TASK DIRECTIONS ->
Every line of the material must be restated exactly, though not its pictures.

SUPPLIED RECORDS ->

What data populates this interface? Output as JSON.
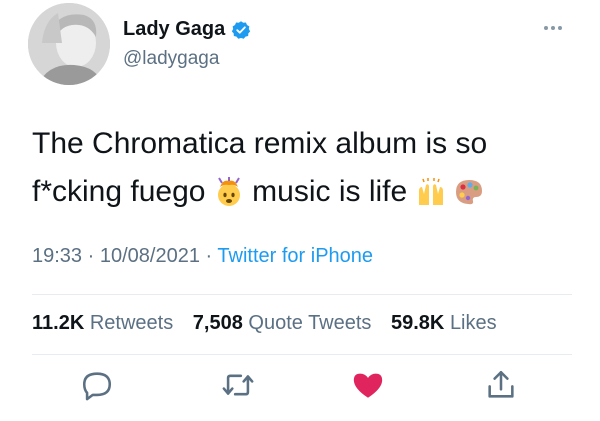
{
  "user": {
    "display_name": "Lady Gaga",
    "handle": "@ladygaga",
    "verified": true,
    "avatar_icon": "profile-photo"
  },
  "tweet": {
    "text_line1": "The Chromatica remix album is so",
    "text_line2_part1": "f*cking fuego",
    "text_line2_part2": "music is life",
    "emojis": [
      "exploding-head-emoji",
      "raising-hands-emoji",
      "artist-palette-emoji"
    ]
  },
  "meta": {
    "time": "19:33",
    "sep1": "·",
    "date": "10/08/2021",
    "sep2": "·",
    "source": "Twitter for iPhone"
  },
  "stats": {
    "retweets_count": "11.2K",
    "retweets_label": "Retweets",
    "quotes_count": "7,508",
    "quotes_label": "Quote Tweets",
    "likes_count": "59.8K",
    "likes_label": "Likes"
  },
  "actions": {
    "reply_icon": "reply-icon",
    "retweet_icon": "retweet-icon",
    "like_icon": "heart-icon",
    "share_icon": "share-icon"
  },
  "colors": {
    "link": "#1d9bf0",
    "secondary_text": "#5b7083",
    "like_red": "#e0245e",
    "divider": "#e6ecf0"
  }
}
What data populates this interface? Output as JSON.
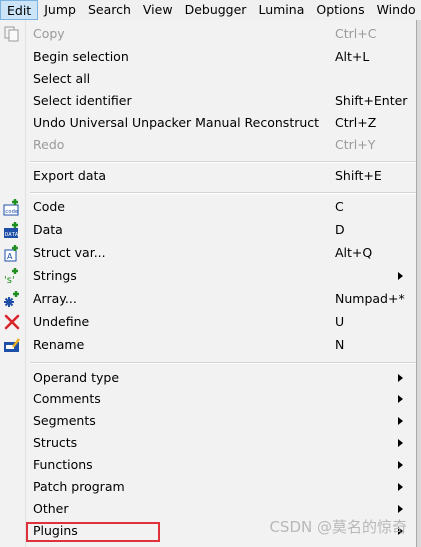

PROBLEM SOLUTION ->
What data populates this interface? Output as JSON.
{
  "user": {
    "display_name": "Lady Gaga",
    "handle": "@ladygaga",
    "verified": true,
    "avatar_icon": "profile-photo"
  },
  "tweet": {
    "text_line1": "The Chromatica remix album is so",
    "text_line2_part1": "f*cking fuego",
    "text_line2_part2": "music is life",
    "emojis": [
      "exploding-head-emoji",
      "raising-hands-emoji",
      "artist-palette-emoji"
    ]
  },
  "meta": {
    "time": "19:33",
    "sep1": "·",
    "date": "10/08/2021",
    "sep2": "·",
    "source": "Twitter for iPhone"
  },
  "stats": {
    "retweets_count": "11.2K",
    "retweets_label": "Retweets",
    "quotes_count": "7,508",
    "quotes_label": "Quote Tweets",
    "likes_count": "59.8K",
    "likes_label": "Likes"
  },
  "actions": {
    "reply_icon": "reply-icon",
    "retweet_icon": "retweet-icon",
    "like_icon": "heart-icon",
    "share_icon": "share-icon"
  },
  "colors": {
    "link": "#1d9bf0",
    "secondary_text": "#5b7083",
    "like_red": "#e0245e",
    "divider": "#e6ecf0"
  }
}
What data populates this interface? Output as JSON.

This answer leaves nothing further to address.